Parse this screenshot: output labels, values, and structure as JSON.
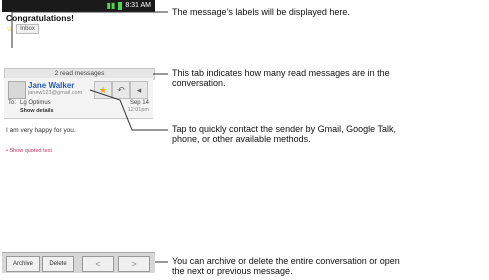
{
  "phone": {
    "status_bar": {
      "clock": "8:31 AM"
    },
    "subject": "Congratulations!",
    "label_chip": "Inbox",
    "read_bar": "2 read messages",
    "sender": {
      "name": "Jane Walker",
      "email": "janew123@gmail.com",
      "to_prefix": "To:",
      "to_name": "Lg Optimus",
      "show_details": "Show details",
      "date": "Sep 14",
      "time": "12:01pm"
    },
    "message_body": "I am very happy for you.",
    "show_quoted": "• Show quoted text",
    "bottom_bar": {
      "archive": "Archive",
      "delete": "Delete",
      "prev": "<",
      "next": ">"
    }
  },
  "callouts": {
    "labels": "The message’s labels will be displayed here.",
    "read_tab_line1": "This tab indicates how many read messages are in the",
    "read_tab_line2": "conversation.",
    "contact_line1": "Tap to quickly contact the sender by Gmail, Google Talk,",
    "contact_line2": "phone, or other available methods.",
    "archive_line1": "You can archive or delete the entire conversation or open",
    "archive_line2": "the next or previous message."
  },
  "icons": {
    "signal": "signal-icon",
    "battery": "battery-icon",
    "star": "star-icon",
    "reply": "reply-icon",
    "more": "more-icon"
  }
}
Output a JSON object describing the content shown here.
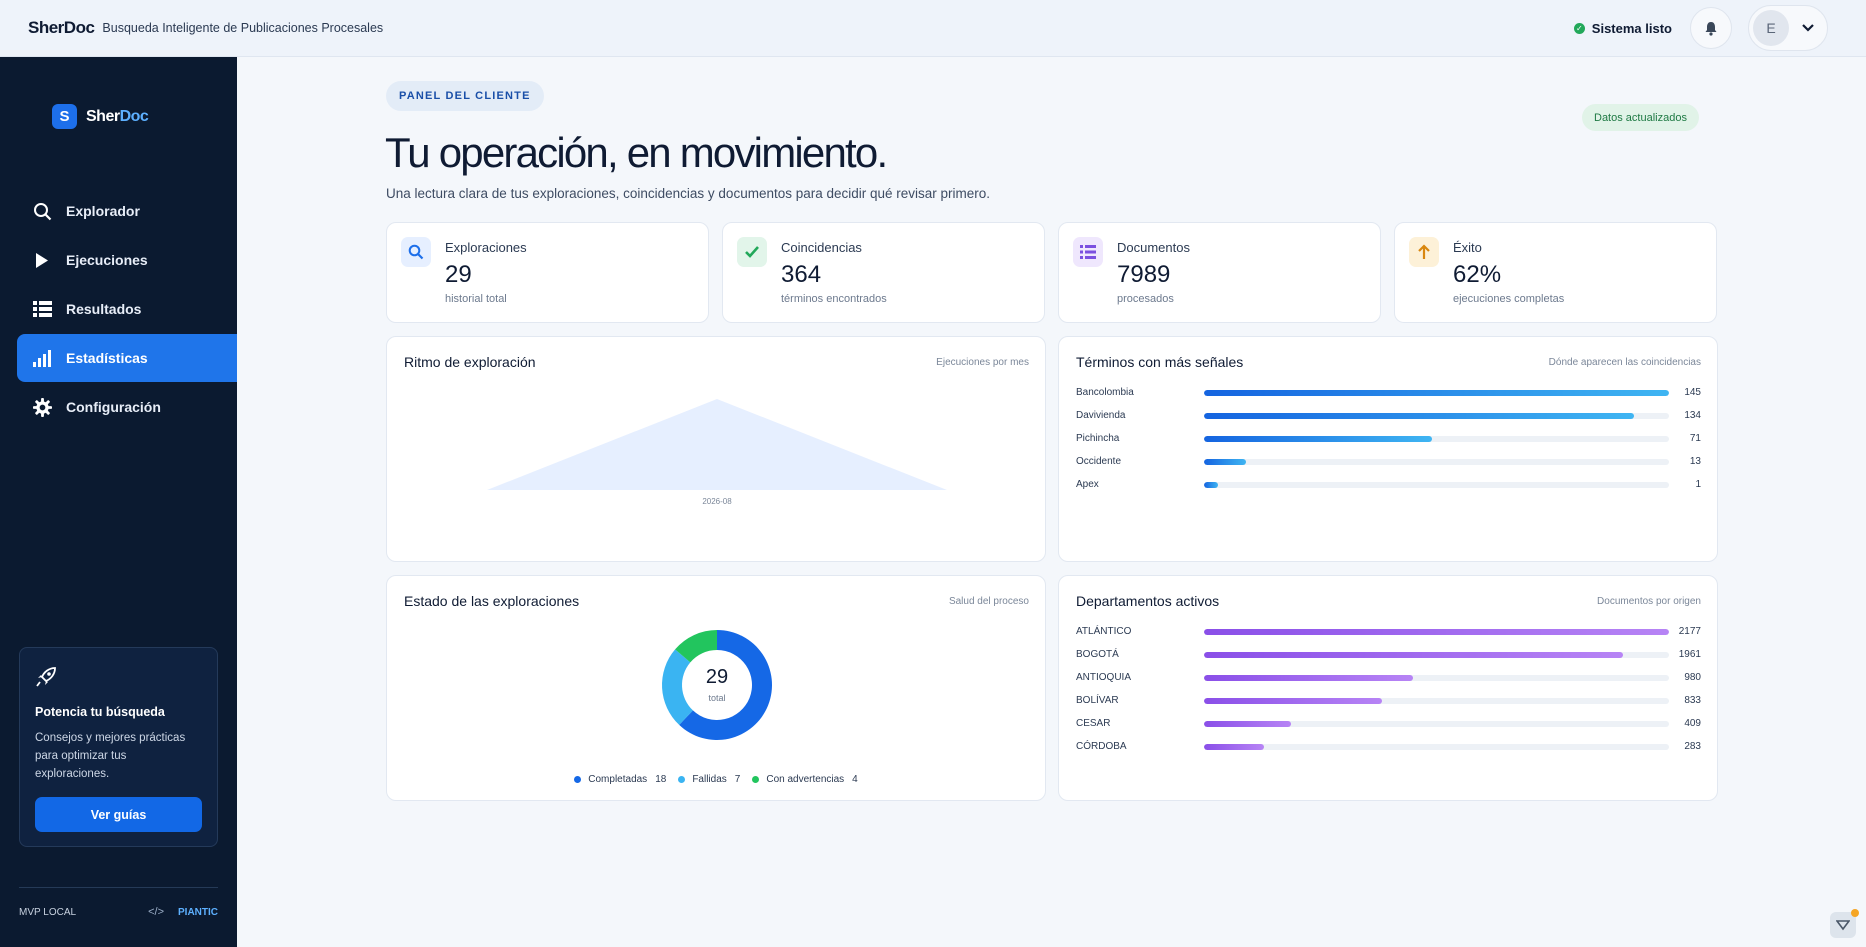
{
  "topbar": {
    "brand": "SherDoc",
    "subtitle": "Busqueda Inteligente de Publicaciones Procesales",
    "status": "Sistema listo",
    "user_initial": "E"
  },
  "sidebar": {
    "logo_letter": "S",
    "logo_part1": "Sher",
    "logo_part2": "Doc",
    "nav": [
      {
        "label": "Explorador",
        "icon": "search-icon"
      },
      {
        "label": "Ejecuciones",
        "icon": "play-icon"
      },
      {
        "label": "Resultados",
        "icon": "list-icon"
      },
      {
        "label": "Estadísticas",
        "icon": "bar-chart-icon",
        "active": true
      },
      {
        "label": "Configuración",
        "icon": "gear-icon"
      }
    ],
    "promo": {
      "title": "Potencia tu búsqueda",
      "desc": "Consejos y mejores prácticas para optimizar tus exploraciones.",
      "button": "Ver guías"
    },
    "footer_left": "MVP LOCAL",
    "footer_right": "PIANTIC"
  },
  "header": {
    "pill": "PANEL DEL CLIENTE",
    "updated": "Datos actualizados",
    "title": "Tu operación, en movimiento.",
    "subtitle": "Una lectura clara de tus exploraciones, coincidencias y documentos para decidir qué revisar primero."
  },
  "kpis": [
    {
      "label": "Exploraciones",
      "value": "29",
      "sub": "historial total",
      "icon": "search-icon",
      "color": "#1d6fea",
      "bg": "#e6efff"
    },
    {
      "label": "Coincidencias",
      "value": "364",
      "sub": "términos encontrados",
      "icon": "check-icon",
      "color": "#22a85a",
      "bg": "#e2f5ea"
    },
    {
      "label": "Documentos",
      "value": "7989",
      "sub": "procesados",
      "icon": "list-icon",
      "color": "#7b4fe0",
      "bg": "#efe7fd"
    },
    {
      "label": "Éxito",
      "value": "62%",
      "sub": "ejecuciones completas",
      "icon": "arrow-up-icon",
      "color": "#d9870f",
      "bg": "#fdf1d8"
    }
  ],
  "ritmo": {
    "title": "Ritmo de exploración",
    "aside": "Ejecuciones por mes"
  },
  "terminos": {
    "title": "Términos con más señales",
    "aside": "Dónde aparecen las coincidencias"
  },
  "estado": {
    "title": "Estado de las exploraciones",
    "aside": "Salud del proceso",
    "total": "29",
    "total_label": "total"
  },
  "departamentos": {
    "title": "Departamentos activos",
    "aside": "Documentos por origen"
  },
  "chart_data": [
    {
      "type": "area",
      "title": "Ritmo de exploración",
      "categories": [
        "2026-08"
      ],
      "values": [
        29
      ]
    },
    {
      "type": "bar",
      "title": "Términos con más señales",
      "categories": [
        "Bancolombia",
        "Davivienda",
        "Pichincha",
        "Occidente",
        "Apex"
      ],
      "values": [
        145,
        134,
        71,
        13,
        1
      ]
    },
    {
      "type": "pie",
      "title": "Estado de las exploraciones",
      "categories": [
        "Completadas",
        "Fallidas",
        "Con advertencias"
      ],
      "values": [
        18,
        7,
        4
      ],
      "colors": [
        "#1568e6",
        "#3ab4f2",
        "#22c55e"
      ]
    },
    {
      "type": "bar",
      "title": "Departamentos activos",
      "categories": [
        "ATLÁNTICO",
        "BOGOTÁ",
        "ANTIOQUIA",
        "BOLÍVAR",
        "CESAR",
        "CÓRDOBA"
      ],
      "values": [
        2177,
        1961,
        980,
        833,
        409,
        283
      ]
    }
  ]
}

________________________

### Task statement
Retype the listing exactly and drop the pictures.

### Result of the exercise
Parse this screenshot: output labels, values, and structure as JSON.
{
  "phone": {
    "status_bar": {
      "clock": "8:31 AM"
    },
    "subject": "Congratulations!",
    "label_chip": "Inbox",
    "read_bar": "2 read messages",
    "sender": {
      "name": "Jane Walker",
      "email": "janew123@gmail.com",
      "to_prefix": "To:",
      "to_name": "Lg Optimus",
      "show_details": "Show details",
      "date": "Sep 14",
      "time": "12:01pm"
    },
    "message_body": "I am very happy for you.",
    "show_quoted": "• Show quoted text",
    "bottom_bar": {
      "archive": "Archive",
      "delete": "Delete",
      "prev": "<",
      "next": ">"
    }
  },
  "callouts": {
    "labels": "The message’s labels will be displayed here.",
    "read_tab_line1": "This tab indicates how many read messages are in the",
    "read_tab_line2": "conversation.",
    "contact_line1": "Tap to quickly contact the sender by Gmail, Google Talk,",
    "contact_line2": "phone, or other available methods.",
    "archive_line1": "You can archive or delete the entire conversation or open",
    "archive_line2": "the next or previous message."
  },
  "icons": {
    "signal": "signal-icon",
    "battery": "battery-icon",
    "star": "star-icon",
    "reply": "reply-icon",
    "more": "more-icon"
  }
}
Output a JSON object describing the content shown here.
{
  "topbar": {
    "brand": "SherDoc",
    "subtitle": "Busqueda Inteligente de Publicaciones Procesales",
    "status": "Sistema listo",
    "user_initial": "E"
  },
  "sidebar": {
    "logo_letter": "S",
    "logo_part1": "Sher",
    "logo_part2": "Doc",
    "nav": [
      {
        "label": "Explorador",
        "icon": "search-icon"
      },
      {
        "label": "Ejecuciones",
        "icon": "play-icon"
      },
      {
        "label": "Resultados",
        "icon": "list-icon"
      },
      {
        "label": "Estadísticas",
        "icon": "bar-chart-icon",
        "active": true
      },
      {
        "label": "Configuración",
        "icon": "gear-icon"
      }
    ],
    "promo": {
      "title": "Potencia tu búsqueda",
      "desc": "Consejos y mejores prácticas para optimizar tus exploraciones.",
      "button": "Ver guías"
    },
    "footer_left": "MVP LOCAL",
    "footer_right": "PIANTIC"
  },
  "header": {
    "pill": "PANEL DEL CLIENTE",
    "updated": "Datos actualizados",
    "title": "Tu operación, en movimiento.",
    "subtitle": "Una lectura clara de tus exploraciones, coincidencias y documentos para decidir qué revisar primero."
  },
  "kpis": [
    {
      "label": "Exploraciones",
      "value": "29",
      "sub": "historial total",
      "icon": "search-icon",
      "color": "#1d6fea",
      "bg": "#e6efff"
    },
    {
      "label": "Coincidencias",
      "value": "364",
      "sub": "términos encontrados",
      "icon": "check-icon",
      "color": "#22a85a",
      "bg": "#e2f5ea"
    },
    {
      "label": "Documentos",
      "value": "7989",
      "sub": "procesados",
      "icon": "list-icon",
      "color": "#7b4fe0",
      "bg": "#efe7fd"
    },
    {
      "label": "Éxito",
      "value": "62%",
      "sub": "ejecuciones completas",
      "icon": "arrow-up-icon",
      "color": "#d9870f",
      "bg": "#fdf1d8"
    }
  ],
  "ritmo": {
    "title": "Ritmo de exploración",
    "aside": "Ejecuciones por mes"
  },
  "terminos": {
    "title": "Términos con más señales",
    "aside": "Dónde aparecen las coincidencias"
  },
  "estado": {
    "title": "Estado de las exploraciones",
    "aside": "Salud del proceso",
    "total": "29",
    "total_label": "total"
  },
  "departamentos": {
    "title": "Departamentos activos",
    "aside": "Documentos por origen"
  },
  "chart_data": [
    {
      "type": "area",
      "title": "Ritmo de exploración",
      "categories": [
        "2026-08"
      ],
      "values": [
        29
      ]
    },
    {
      "type": "bar",
      "title": "Términos con más señales",
      "categories": [
        "Bancolombia",
        "Davivienda",
        "Pichincha",
        "Occidente",
        "Apex"
      ],
      "values": [
        145,
        134,
        71,
        13,
        1
      ]
    },
    {
      "type": "pie",
      "title": "Estado de las exploraciones",
      "categories": [
        "Completadas",
        "Fallidas",
        "Con advertencias"
      ],
      "values": [
        18,
        7,
        4
      ],
      "colors": [
        "#1568e6",
        "#3ab4f2",
        "#22c55e"
      ]
    },
    {
      "type": "bar",
      "title": "Departamentos activos",
      "categories": [
        "ATLÁNTICO",
        "BOGOTÁ",
        "ANTIOQUIA",
        "BOLÍVAR",
        "CESAR",
        "CÓRDOBA"
      ],
      "values": [
        2177,
        1961,
        980,
        833,
        409,
        283
      ]
    }
  ]
}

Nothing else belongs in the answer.